**WHAT YOU SHOULD DO**
Every entry that follows needs to be repeated exactly.

**** DATA TO EXAMINE

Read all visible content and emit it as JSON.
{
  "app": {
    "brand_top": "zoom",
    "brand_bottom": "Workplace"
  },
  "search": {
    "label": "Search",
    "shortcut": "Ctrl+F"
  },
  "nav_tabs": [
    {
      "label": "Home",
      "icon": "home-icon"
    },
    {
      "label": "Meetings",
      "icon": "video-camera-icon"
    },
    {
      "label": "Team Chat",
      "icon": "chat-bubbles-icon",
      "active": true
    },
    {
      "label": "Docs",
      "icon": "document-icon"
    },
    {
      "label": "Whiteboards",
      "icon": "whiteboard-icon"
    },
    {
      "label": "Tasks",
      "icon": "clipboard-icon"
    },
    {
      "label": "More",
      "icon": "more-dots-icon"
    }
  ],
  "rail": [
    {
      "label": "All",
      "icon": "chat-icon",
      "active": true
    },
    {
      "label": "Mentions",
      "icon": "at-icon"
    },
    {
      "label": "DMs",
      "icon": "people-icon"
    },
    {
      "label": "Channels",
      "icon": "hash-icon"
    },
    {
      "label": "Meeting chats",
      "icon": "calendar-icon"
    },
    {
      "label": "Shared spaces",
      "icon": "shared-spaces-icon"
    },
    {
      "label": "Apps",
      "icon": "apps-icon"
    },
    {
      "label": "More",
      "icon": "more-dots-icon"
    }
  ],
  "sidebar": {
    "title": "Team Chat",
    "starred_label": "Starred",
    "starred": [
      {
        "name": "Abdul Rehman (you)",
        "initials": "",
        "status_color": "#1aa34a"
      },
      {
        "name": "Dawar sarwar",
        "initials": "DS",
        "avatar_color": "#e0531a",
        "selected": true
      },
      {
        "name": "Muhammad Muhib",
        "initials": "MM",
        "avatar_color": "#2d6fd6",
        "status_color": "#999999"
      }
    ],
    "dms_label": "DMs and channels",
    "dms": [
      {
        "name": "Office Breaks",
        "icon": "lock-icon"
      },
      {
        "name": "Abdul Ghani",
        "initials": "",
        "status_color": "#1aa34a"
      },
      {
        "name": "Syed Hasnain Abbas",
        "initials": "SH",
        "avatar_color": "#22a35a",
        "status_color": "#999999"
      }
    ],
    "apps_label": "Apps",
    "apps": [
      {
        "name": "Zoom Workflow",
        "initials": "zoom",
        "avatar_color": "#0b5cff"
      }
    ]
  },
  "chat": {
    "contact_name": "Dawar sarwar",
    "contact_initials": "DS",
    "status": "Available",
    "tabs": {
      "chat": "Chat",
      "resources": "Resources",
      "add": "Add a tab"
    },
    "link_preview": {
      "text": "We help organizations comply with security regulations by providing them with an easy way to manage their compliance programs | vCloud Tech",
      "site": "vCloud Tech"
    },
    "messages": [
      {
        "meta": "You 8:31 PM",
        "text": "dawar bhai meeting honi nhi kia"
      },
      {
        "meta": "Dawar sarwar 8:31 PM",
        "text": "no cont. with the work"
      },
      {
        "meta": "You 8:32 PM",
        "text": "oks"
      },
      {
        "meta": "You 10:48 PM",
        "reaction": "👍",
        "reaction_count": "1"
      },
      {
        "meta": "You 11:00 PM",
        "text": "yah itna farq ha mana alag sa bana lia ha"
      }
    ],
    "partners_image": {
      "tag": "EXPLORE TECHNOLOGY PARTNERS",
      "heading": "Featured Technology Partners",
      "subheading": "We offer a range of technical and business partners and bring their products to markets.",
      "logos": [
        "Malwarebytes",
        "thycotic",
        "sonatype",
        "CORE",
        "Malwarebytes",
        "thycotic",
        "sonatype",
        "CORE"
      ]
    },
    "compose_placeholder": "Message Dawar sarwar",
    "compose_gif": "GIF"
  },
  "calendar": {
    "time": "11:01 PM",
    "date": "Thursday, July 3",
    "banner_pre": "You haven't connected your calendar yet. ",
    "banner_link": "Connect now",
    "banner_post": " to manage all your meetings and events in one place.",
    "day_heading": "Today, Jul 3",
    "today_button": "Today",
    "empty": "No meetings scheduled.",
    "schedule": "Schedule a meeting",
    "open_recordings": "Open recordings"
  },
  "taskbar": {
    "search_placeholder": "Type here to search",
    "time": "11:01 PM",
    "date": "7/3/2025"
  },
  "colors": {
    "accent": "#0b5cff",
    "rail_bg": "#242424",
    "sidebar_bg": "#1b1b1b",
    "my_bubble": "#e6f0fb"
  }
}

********

**YOUR SOLUTION**
Read all visible content and emit it as JSON.
{
  "app": {
    "brand_top": "zoom",
    "brand_bottom": "Workplace"
  },
  "search": {
    "label": "Search",
    "shortcut": "Ctrl+F"
  },
  "nav_tabs": [
    {
      "label": "Home",
      "icon": "home-icon"
    },
    {
      "label": "Meetings",
      "icon": "video-camera-icon"
    },
    {
      "label": "Team Chat",
      "icon": "chat-bubbles-icon",
      "active": true
    },
    {
      "label": "Docs",
      "icon": "document-icon"
    },
    {
      "label": "Whiteboards",
      "icon": "whiteboard-icon"
    },
    {
      "label": "Tasks",
      "icon": "clipboard-icon"
    },
    {
      "label": "More",
      "icon": "more-dots-icon"
    }
  ],
  "rail": [
    {
      "label": "All",
      "icon": "chat-icon",
      "active": true
    },
    {
      "label": "Mentions",
      "icon": "at-icon"
    },
    {
      "label": "DMs",
      "icon": "people-icon"
    },
    {
      "label": "Channels",
      "icon": "hash-icon"
    },
    {
      "label": "Meeting chats",
      "icon": "calendar-icon"
    },
    {
      "label": "Shared spaces",
      "icon": "shared-spaces-icon"
    },
    {
      "label": "Apps",
      "icon": "apps-icon"
    },
    {
      "label": "More",
      "icon": "more-dots-icon"
    }
  ],
  "sidebar": {
    "title": "Team Chat",
    "starred_label": "Starred",
    "starred": [
      {
        "name": "Abdul Rehman (you)",
        "initials": "",
        "status_color": "#1aa34a"
      },
      {
        "name": "Dawar sarwar",
        "initials": "DS",
        "avatar_color": "#e0531a",
        "selected": true
      },
      {
        "name": "Muhammad Muhib",
        "initials": "MM",
        "avatar_color": "#2d6fd6",
        "status_color": "#999999"
      }
    ],
    "dms_label": "DMs and channels",
    "dms": [
      {
        "name": "Office Breaks",
        "icon": "lock-icon"
      },
      {
        "name": "Abdul Ghani",
        "initials": "",
        "status_color": "#1aa34a"
      },
      {
        "name": "Syed Hasnain Abbas",
        "initials": "SH",
        "avatar_color": "#22a35a",
        "status_color": "#999999"
      }
    ],
    "apps_label": "Apps",
    "apps": [
      {
        "name": "Zoom Workflow",
        "initials": "zoom",
        "avatar_color": "#0b5cff"
      }
    ]
  },
  "chat": {
    "contact_name": "Dawar sarwar",
    "contact_initials": "DS",
    "status": "Available",
    "tabs": {
      "chat": "Chat",
      "resources": "Resources",
      "add": "Add a tab"
    },
    "link_preview": {
      "text": "We help organizations comply with security regulations by providing them with an easy way to manage their compliance programs | vCloud Tech",
      "site": "vCloud Tech"
    },
    "messages": [
      {
        "meta": "You 8:31 PM",
        "text": "dawar bhai meeting honi nhi kia"
      },
      {
        "meta": "Dawar sarwar 8:31 PM",
        "text": "no cont. with the work"
      },
      {
        "meta": "You 8:32 PM",
        "text": "oks"
      },
      {
        "meta": "You 10:48 PM",
        "reaction": "👍",
        "reaction_count": "1"
      },
      {
        "meta": "You 11:00 PM",
        "text": "yah itna farq ha mana alag sa bana lia ha"
      }
    ],
    "partners_image": {
      "tag": "EXPLORE TECHNOLOGY PARTNERS",
      "heading": "Featured Technology Partners",
      "subheading": "We offer a range of technical and business partners and bring their products to markets.",
      "logos": [
        "Malwarebytes",
        "thycotic",
        "sonatype",
        "CORE",
        "Malwarebytes",
        "thycotic",
        "sonatype",
        "CORE"
      ]
    },
    "compose_placeholder": "Message Dawar sarwar",
    "compose_gif": "GIF"
  },
  "calendar": {
    "time": "11:01 PM",
    "date": "Thursday, July 3",
    "banner_pre": "You haven't connected your calendar yet. ",
    "banner_link": "Connect now",
    "banner_post": " to manage all your meetings and events in one place.",
    "day_heading": "Today, Jul 3",
    "today_button": "Today",
    "empty": "No meetings scheduled.",
    "schedule": "Schedule a meeting",
    "open_recordings": "Open recordings"
  },
  "taskbar": {
    "search_placeholder": "Type here to search",
    "time": "11:01 PM",
    "date": "7/3/2025"
  },
  "colors": {
    "accent": "#0b5cff",
    "rail_bg": "#242424",
    "sidebar_bg": "#1b1b1b",
    "my_bubble": "#e6f0fb"
  }
}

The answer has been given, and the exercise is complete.